Setting out the material considerations in acquiring – and sharing – this exceptional asset
In my experience, those who own or charter private jets perceive the time spent flying differently and it’s something others should link to their success. Their ability to tour different offices and operations, often in the same day and the resulting productivity gains make a significant material difference to their business. The hours saved hopping around the globe efficiently are of far greater value than the reduced costs associated with commercial Business or First Class.
But there’s a stage beyond that, when owning the jet makes even more sense.
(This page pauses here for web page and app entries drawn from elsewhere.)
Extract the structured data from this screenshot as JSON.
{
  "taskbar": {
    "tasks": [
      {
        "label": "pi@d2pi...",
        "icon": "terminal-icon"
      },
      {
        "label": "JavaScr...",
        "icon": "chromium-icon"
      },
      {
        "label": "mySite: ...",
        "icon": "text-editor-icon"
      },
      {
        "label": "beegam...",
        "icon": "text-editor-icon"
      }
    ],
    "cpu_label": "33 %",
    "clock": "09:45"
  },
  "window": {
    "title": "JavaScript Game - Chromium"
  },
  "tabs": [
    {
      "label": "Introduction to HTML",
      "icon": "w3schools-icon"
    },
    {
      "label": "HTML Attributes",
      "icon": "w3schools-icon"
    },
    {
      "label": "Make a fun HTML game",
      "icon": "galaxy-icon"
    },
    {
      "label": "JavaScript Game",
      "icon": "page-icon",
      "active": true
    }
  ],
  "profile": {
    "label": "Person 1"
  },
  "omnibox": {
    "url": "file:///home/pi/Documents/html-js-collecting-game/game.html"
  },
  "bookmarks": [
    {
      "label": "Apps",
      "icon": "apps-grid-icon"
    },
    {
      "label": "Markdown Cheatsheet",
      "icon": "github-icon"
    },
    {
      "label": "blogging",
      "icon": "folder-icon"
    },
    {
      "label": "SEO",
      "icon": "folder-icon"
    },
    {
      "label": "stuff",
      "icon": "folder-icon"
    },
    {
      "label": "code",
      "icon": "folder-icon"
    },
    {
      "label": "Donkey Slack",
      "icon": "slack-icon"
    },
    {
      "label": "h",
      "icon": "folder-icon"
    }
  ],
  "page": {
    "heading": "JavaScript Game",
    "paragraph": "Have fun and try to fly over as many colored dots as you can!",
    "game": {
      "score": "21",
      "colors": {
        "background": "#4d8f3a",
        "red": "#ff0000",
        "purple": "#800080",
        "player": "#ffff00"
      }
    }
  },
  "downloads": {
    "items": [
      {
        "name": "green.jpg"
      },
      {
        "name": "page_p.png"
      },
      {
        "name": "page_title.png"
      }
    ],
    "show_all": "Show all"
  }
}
It is all in the numbers, the familiar asset utilization versus amortization debate. Understand the thresholds at which charter gives way to owning and you’ll recognise the time to acquire what can seem a very expensive asset.
Take one of the most successful business aviation jets in Europe, the Dassault Falcon 2000. To charter one costs between €6,500 and €7,500 per hour. When factoring in positioning legs (for which you pay), seasonality, brokers and operators’ commissions, your 2h45 flight from London to Greece in summer costs you closer to €25,000 (because you actually pay for London-Greece-Rome). If you owned an aircraft, ramp utilization up to 500 hours and the cost of operation annually touches €3-3.5 million. That is €6,000-7,000 per hour, much cheaper than chartering.
Of course, consuming 500 hours alone would be a challenge, but for owners that’s the opportunity. What we see is a typical owner taking 150 hours for personal use. The rest, perhaps 300 hours is then consumed through third-party charter. With the Falcon 2000 this attracts €1.5 million in fixed costs (crews, planned maintenance, etc.) with a variable cost per flight in the range of €4,000 per hour for the owner and the third-party paying a blended higher rate at €7,500.
The charter activity generates close to €1.05 million contribution to fixed costs. The variable costs of the owner’s hours at €4,000, plus the amortization of the remaining fixed costs at €450,000 would result in an effective hourly cost of €7,000: much cheaper than the charter as your plane will require less empty flights… or you get others to pay for it.
Why, you might ask, would someone wish to own a plane if the costs simply level out? Once again, productivity is the answer. Charter, regardless of the way it is structured, will only offer limited flexibility. Own and you fly when you want.
There is the option of block charter or shared ownership. However, suppliers will transfer to their clients the real costs of the increased flexibility. There are also contractual limitations to accommodate such as peak periods. Then there is the reality on the ground. When booking a charter flight, 90 percent of the time the charter client will pay for the aircraft’s positioning before and/or after their use. This can translate to two hours per occupied hour flown. In specific circumstances, doubling the hours in this way can even offset the amortization of some second-hand business jets, making ownership truly cheaper than rental. The bias in favour of ownership is then made even stronger. The merits, however, still warrant careful evaluation and specialist advice.
In our experience at KENDRISfly, owners know the market is volatile. They understand it’s complex and that not all aircraft or operators are able to deliver the same level of savings. But, they have been given the insight to choose from the most efficient jets and those that best meet their needs. They may also consult technical and commercial subject-matter specialists and progress to tax, law and ownership structure experts through the acquisition process.
So, for those planning travel now and coming from the charter side or those in the market for a different kind of jet, an assessment of the benefits of ownership in all its aspects could be very well-timed.
See the PDF of the article from "The Gateway" / Harrods Aviation from Q4/2022 here: